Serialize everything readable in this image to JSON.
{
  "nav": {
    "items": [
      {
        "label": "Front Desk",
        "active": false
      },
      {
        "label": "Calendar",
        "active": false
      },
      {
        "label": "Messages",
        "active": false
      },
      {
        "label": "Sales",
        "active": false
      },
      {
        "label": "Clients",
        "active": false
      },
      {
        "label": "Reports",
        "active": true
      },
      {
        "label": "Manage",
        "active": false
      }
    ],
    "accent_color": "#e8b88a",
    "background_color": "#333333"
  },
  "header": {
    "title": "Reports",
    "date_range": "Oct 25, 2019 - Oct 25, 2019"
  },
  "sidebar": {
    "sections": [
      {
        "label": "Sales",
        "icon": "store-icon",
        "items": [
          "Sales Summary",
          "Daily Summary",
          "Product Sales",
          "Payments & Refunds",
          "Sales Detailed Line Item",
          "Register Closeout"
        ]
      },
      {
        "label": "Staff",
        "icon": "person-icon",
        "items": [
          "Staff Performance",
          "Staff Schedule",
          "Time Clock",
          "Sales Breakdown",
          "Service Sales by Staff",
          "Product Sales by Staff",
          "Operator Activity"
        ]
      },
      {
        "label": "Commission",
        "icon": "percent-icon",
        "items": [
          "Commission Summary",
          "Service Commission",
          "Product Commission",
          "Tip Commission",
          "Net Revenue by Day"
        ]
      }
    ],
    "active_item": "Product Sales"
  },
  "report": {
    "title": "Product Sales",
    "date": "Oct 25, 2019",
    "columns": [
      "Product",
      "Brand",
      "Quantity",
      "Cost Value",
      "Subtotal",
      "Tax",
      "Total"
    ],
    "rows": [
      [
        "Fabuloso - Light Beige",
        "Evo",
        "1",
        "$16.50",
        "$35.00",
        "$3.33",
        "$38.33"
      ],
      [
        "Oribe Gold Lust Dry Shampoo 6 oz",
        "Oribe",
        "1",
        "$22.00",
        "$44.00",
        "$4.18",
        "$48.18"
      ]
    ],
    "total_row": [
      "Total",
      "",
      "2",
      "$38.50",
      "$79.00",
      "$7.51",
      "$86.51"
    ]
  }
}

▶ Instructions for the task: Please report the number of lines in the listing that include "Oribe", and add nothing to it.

▶ Solution: 2